(Records drawn from a dataset)
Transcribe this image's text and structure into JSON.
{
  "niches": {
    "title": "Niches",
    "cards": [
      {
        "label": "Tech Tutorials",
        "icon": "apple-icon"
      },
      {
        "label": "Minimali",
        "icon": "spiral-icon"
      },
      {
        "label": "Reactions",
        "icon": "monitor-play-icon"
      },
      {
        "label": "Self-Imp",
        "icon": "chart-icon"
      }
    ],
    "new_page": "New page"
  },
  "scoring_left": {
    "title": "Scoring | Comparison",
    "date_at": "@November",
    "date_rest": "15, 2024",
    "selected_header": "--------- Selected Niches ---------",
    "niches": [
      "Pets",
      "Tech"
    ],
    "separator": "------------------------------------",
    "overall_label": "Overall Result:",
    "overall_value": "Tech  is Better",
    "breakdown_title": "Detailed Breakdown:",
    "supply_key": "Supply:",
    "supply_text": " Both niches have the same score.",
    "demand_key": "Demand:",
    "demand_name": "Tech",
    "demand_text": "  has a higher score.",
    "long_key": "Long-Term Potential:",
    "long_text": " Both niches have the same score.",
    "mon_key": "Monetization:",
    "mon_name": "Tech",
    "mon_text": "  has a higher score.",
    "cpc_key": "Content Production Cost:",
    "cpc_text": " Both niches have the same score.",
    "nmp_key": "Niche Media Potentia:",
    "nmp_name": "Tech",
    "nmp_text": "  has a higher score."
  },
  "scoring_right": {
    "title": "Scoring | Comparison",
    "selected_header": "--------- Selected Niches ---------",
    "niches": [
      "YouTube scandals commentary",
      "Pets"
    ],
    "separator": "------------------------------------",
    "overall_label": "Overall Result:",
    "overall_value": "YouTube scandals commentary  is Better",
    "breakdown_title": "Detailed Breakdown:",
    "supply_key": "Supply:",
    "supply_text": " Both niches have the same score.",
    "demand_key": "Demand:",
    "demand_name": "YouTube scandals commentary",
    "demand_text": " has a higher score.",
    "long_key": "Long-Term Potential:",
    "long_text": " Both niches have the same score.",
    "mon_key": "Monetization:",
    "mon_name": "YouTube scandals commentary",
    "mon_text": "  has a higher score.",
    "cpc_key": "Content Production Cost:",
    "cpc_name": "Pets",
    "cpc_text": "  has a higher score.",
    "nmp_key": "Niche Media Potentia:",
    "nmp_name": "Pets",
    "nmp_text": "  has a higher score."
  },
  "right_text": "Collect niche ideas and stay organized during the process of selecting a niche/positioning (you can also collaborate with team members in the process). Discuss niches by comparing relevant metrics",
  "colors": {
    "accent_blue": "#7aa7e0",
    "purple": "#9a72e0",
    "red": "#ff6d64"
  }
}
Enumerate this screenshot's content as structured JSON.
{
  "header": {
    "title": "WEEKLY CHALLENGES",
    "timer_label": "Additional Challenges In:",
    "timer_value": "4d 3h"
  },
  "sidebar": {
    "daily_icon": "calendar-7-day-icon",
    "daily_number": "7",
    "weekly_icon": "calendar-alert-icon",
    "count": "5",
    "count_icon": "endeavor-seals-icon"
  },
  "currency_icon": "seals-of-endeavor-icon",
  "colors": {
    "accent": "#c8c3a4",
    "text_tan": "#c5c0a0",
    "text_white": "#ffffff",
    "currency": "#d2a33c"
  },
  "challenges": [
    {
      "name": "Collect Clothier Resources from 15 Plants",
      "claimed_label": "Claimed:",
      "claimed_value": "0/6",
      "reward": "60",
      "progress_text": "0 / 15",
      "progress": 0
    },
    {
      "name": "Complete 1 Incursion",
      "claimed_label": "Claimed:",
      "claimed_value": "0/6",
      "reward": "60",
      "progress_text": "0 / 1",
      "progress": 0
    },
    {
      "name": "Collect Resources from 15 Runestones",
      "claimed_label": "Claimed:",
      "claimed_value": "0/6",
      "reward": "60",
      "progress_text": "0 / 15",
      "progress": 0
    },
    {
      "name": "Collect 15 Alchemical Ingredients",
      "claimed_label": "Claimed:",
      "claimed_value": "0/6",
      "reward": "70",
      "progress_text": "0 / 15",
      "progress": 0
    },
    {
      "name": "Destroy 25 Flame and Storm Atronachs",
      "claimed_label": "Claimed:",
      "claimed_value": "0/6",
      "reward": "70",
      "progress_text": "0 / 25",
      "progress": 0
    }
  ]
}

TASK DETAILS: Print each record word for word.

TASK RESPONSE:
Transcribe this image's text and structure into JSON.
{
  "niches": {
    "title": "Niches",
    "cards": [
      {
        "label": "Tech Tutorials",
        "icon": "apple-icon"
      },
      {
        "label": "Minimali",
        "icon": "spiral-icon"
      },
      {
        "label": "Reactions",
        "icon": "monitor-play-icon"
      },
      {
        "label": "Self-Imp",
        "icon": "chart-icon"
      }
    ],
    "new_page": "New page"
  },
  "scoring_left": {
    "title": "Scoring | Comparison",
    "date_at": "@November",
    "date_rest": "15, 2024",
    "selected_header": "--------- Selected Niches ---------",
    "niches": [
      "Pets",
      "Tech"
    ],
    "separator": "------------------------------------",
    "overall_label": "Overall Result:",
    "overall_value": "Tech  is Better",
    "breakdown_title": "Detailed Breakdown:",
    "supply_key": "Supply:",
    "supply_text": " Both niches have the same score.",
    "demand_key": "Demand:",
    "demand_name": "Tech",
    "demand_text": "  has a higher score.",
    "long_key": "Long-Term Potential:",
    "long_text": " Both niches have the same score.",
    "mon_key": "Monetization:",
    "mon_name": "Tech",
    "mon_text": "  has a higher score.",
    "cpc_key": "Content Production Cost:",
    "cpc_text": " Both niches have the same score.",
    "nmp_key": "Niche Media Potentia:",
    "nmp_name": "Tech",
    "nmp_text": "  has a higher score."
  },
  "scoring_right": {
    "title": "Scoring | Comparison",
    "selected_header": "--------- Selected Niches ---------",
    "niches": [
      "YouTube scandals commentary",
      "Pets"
    ],
    "separator": "------------------------------------",
    "overall_label": "Overall Result:",
    "overall_value": "YouTube scandals commentary  is Better",
    "breakdown_title": "Detailed Breakdown:",
    "supply_key": "Supply:",
    "supply_text": " Both niches have the same score.",
    "demand_key": "Demand:",
    "demand_name": "YouTube scandals commentary",
    "demand_text": " has a higher score.",
    "long_key": "Long-Term Potential:",
    "long_text": " Both niches have the same score.",
    "mon_key": "Monetization:",
    "mon_name": "YouTube scandals commentary",
    "mon_text": "  has a higher score.",
    "cpc_key": "Content Production Cost:",
    "cpc_name": "Pets",
    "cpc_text": "  has a higher score.",
    "nmp_key": "Niche Media Potentia:",
    "nmp_name": "Pets",
    "nmp_text": "  has a higher score."
  },
  "right_text": "Collect niche ideas and stay organized during the process of selecting a niche/positioning (you can also collaborate with team members in the process). Discuss niches by comparing relevant metrics",
  "colors": {
    "accent_blue": "#7aa7e0",
    "purple": "#9a72e0",
    "red": "#ff6d64"
  }
}
Enumerate this screenshot's content as structured JSON.
{
  "header": {
    "title": "WEEKLY CHALLENGES",
    "timer_label": "Additional Challenges In:",
    "timer_value": "4d 3h"
  },
  "sidebar": {
    "daily_icon": "calendar-7-day-icon",
    "daily_number": "7",
    "weekly_icon": "calendar-alert-icon",
    "count": "5",
    "count_icon": "endeavor-seals-icon"
  },
  "currency_icon": "seals-of-endeavor-icon",
  "colors": {
    "accent": "#c8c3a4",
    "text_tan": "#c5c0a0",
    "text_white": "#ffffff",
    "currency": "#d2a33c"
  },
  "challenges": [
    {
      "name": "Collect Clothier Resources from 15 Plants",
      "claimed_label": "Claimed:",
      "claimed_value": "0/6",
      "reward": "60",
      "progress_text": "0 / 15",
      "progress": 0
    },
    {
      "name": "Complete 1 Incursion",
      "claimed_label": "Claimed:",
      "claimed_value": "0/6",
      "reward": "60",
      "progress_text": "0 / 1",
      "progress": 0
    },
    {
      "name": "Collect Resources from 15 Runestones",
      "claimed_label": "Claimed:",
      "claimed_value": "0/6",
      "reward": "60",
      "progress_text": "0 / 15",
      "progress": 0
    },
    {
      "name": "Collect 15 Alchemical Ingredients",
      "claimed_label": "Claimed:",
      "claimed_value": "0/6",
      "reward": "70",
      "progress_text": "0 / 15",
      "progress": 0
    },
    {
      "name": "Destroy 25 Flame and Storm Atronachs",
      "claimed_label": "Claimed:",
      "claimed_value": "0/6",
      "reward": "70",
      "progress_text": "0 / 25",
      "progress": 0
    }
  ]
}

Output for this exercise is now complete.